In continuously reinforced concrete pavement (CRCP) research, it has been assumed that transverse crack spacing plays an important role in determining CRCP behaviour and performance. For the longitudinal reinforcement design, the 1993 American Association of State Highway and Transportation Officials (AASHTO) Design Guide recommends a minimum crack spacing of 3.5 ft. The minimum spacing of 3.5 ft is recommended to minimise the occurrence of punchouts. This concept of narrow crack spacing being more prone to punchout has been accepted. Hence, all the available CRCP design algorithms are based on this concept. However, since treated base/non-erodible base is now provided in CRCP, this theory has some discrepancies with the real CRCP performance especially in Texas.

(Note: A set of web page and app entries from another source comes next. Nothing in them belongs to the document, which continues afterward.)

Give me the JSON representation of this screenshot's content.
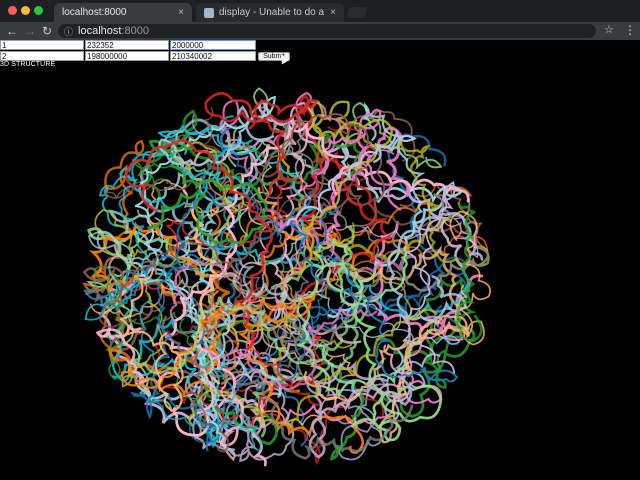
{
  "browser": {
    "tabs": [
      {
        "title": "localhost:8000",
        "close": "×"
      },
      {
        "title": "display - Unable to do a partic",
        "close": "×"
      }
    ],
    "address": {
      "host": "localhost",
      "port": ":8000"
    }
  },
  "form": {
    "row1": [
      "1",
      "232352",
      "2000000"
    ],
    "row2": [
      "2",
      "198000000",
      "210340002"
    ],
    "submit_label": "Submit"
  },
  "heading": "3D STRUCTURE",
  "visualization": {
    "palette": [
      "#e377c2",
      "#1f77b4",
      "#ff7f0e",
      "#9edae5",
      "#98df8a",
      "#ffbb78",
      "#c5b0d5",
      "#aec7e8",
      "#bcbd22",
      "#d62728",
      "#7f7f7f",
      "#f7b6d2",
      "#8c564b",
      "#17becf",
      "#2ca02c"
    ]
  }
}
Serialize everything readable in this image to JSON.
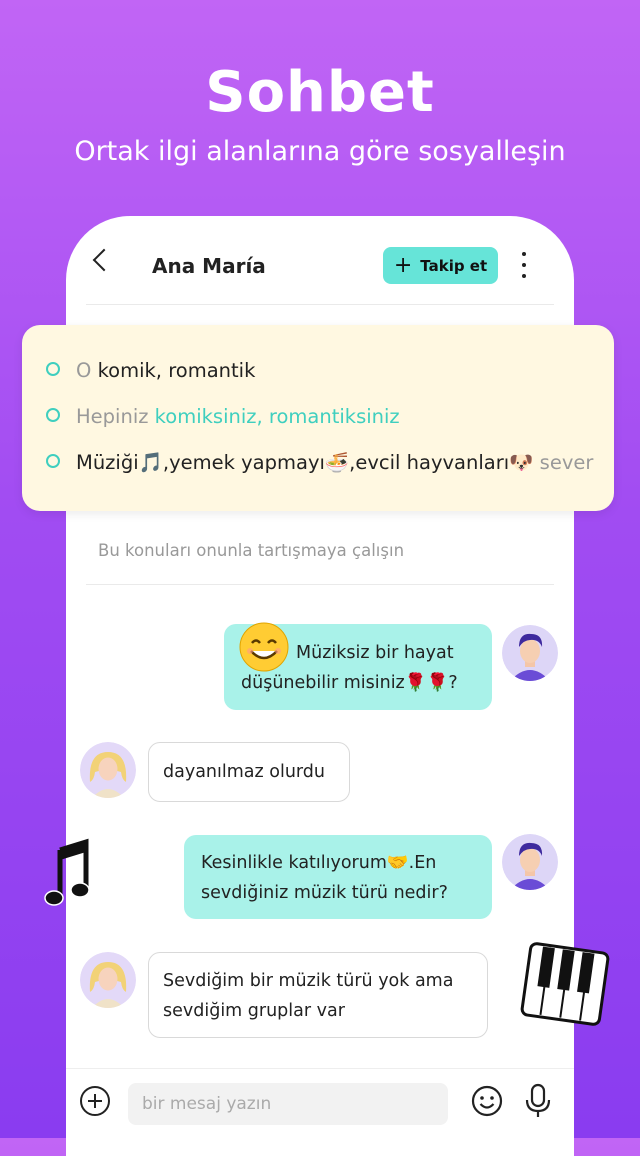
{
  "header": {
    "title": "Sohbet",
    "subtitle": "Ortak ilgi alanlarına göre sosyalleşin"
  },
  "chat": {
    "contact_name": "Ana María",
    "follow_label": "Takip et",
    "tip_text": "Bu konuları onunla tartışmaya çalışın",
    "input_placeholder": "bir mesaj yazın"
  },
  "tips": [
    {
      "prefix": "O",
      "text": "komik, romantik",
      "suffix": ""
    },
    {
      "prefix": "Hepiniz",
      "text": "komiksiniz, romantiksiniz",
      "suffix": ""
    },
    {
      "prefix": "",
      "text": "Müziği🎵,yemek yapmayı🍜,evcil hayvanları🐶",
      "suffix": "sever"
    }
  ],
  "messages": [
    {
      "side": "out",
      "lines": [
        "Müziksiz bir hayat",
        "düşünebilir misiniz🌹🌹?"
      ]
    },
    {
      "side": "in",
      "lines": [
        "dayanılmaz olurdu"
      ]
    },
    {
      "side": "out",
      "lines": [
        "Kesinlikle katılıyorum🤝.En",
        "sevdiğiniz müzik türü nedir?"
      ]
    },
    {
      "side": "in",
      "lines": [
        "Sevdiğim bir müzik türü yok ama",
        "sevdiğim gruplar var"
      ]
    }
  ],
  "colors": {
    "accent": "#66e4d8",
    "bubble_out": "#a9f2e9",
    "card_bg": "#fff8e1",
    "bg_top": "#c165f5",
    "bg_bottom": "#8a3cf0"
  },
  "icons": [
    "back-icon",
    "plus-icon",
    "more-icon",
    "smile-icon",
    "microphone-icon",
    "add-icon",
    "music-note-icon",
    "piano-icon"
  ]
}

In this study, an extensive field evaluation was conducted for the number of punchouts recorded in TxDOT pavement management information system (PMIS). Out of 1472 punchouts, 232 punchouts that developed in major metropolitan Districts in TxDOT were surveyed and evaluated to determine whether punchouts have a relationship with closely spaced transverse cracks and the resulting load transfer efficiency (LTE). Field survey and testing results show that the majority of distresses in CRCP have been caused by quality issues of either materials or construction in the vicinity of transverse construction joint and repair joint.
- continuously reinforced concrete pavement
- pavement design